>Weren't America's plains once overrun with millions of buffalo whose
>size made them fairly invulnerable to wolves?
wasn't size that protected buffalo-was shear numbers.
prairie wolves caught and killed solitaire buffalo-just as modern wolves
can kill the even-larger-than-a-buffalo moose.
>It's the "battleships" I wonder about. By the process of elimination,
>some say _T rex_ was a scavenger, driving hunters from carcasses. How?
>A lion can chase away smaller predators by swatting, lunging from a
>crouch, and turning fast. Was _T rex_ built for any of these things?
Lion isn't built for it either. Lions protect their kills from other
scavengers by out-numbering their major compettitors. One animal at a
time can protect the others from minor snatches for food from single
animals, but it takes the whole pride to run off competing hyenas or
>I think _T rex_ used impact because I don't see how it could have
>attacked like a wolf or like a tiger.
T rex is not built like a tiger or a wolf. We're talking biped not
quadraped. Why should it use a method developed by 4-legged animal s and
not use a method developed for a biped with big teeth (which may not HAVE
a modern equivalent to compare to)?
>I use _T rex_ as an example of an impact hunter because I don't have
>pictures and data for other tyrannosaurs.
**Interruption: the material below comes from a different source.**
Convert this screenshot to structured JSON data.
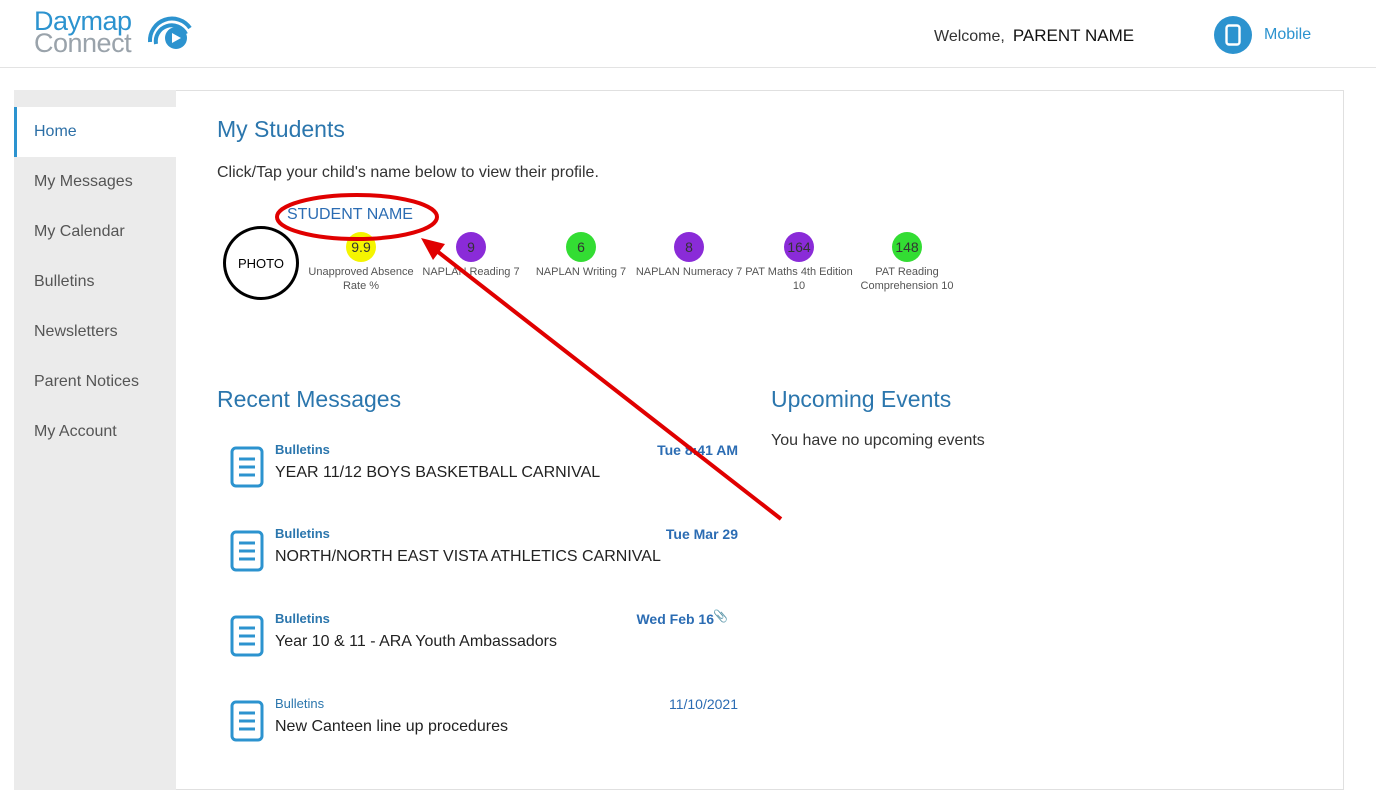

I think it was other
>tyrannosaurs, who appeared earlier, that specialized in sauropods.
According to Farlow, et all, T rex would kill itself doing so as an adult
with full mass and acceleration behind it. How do you see T rex managing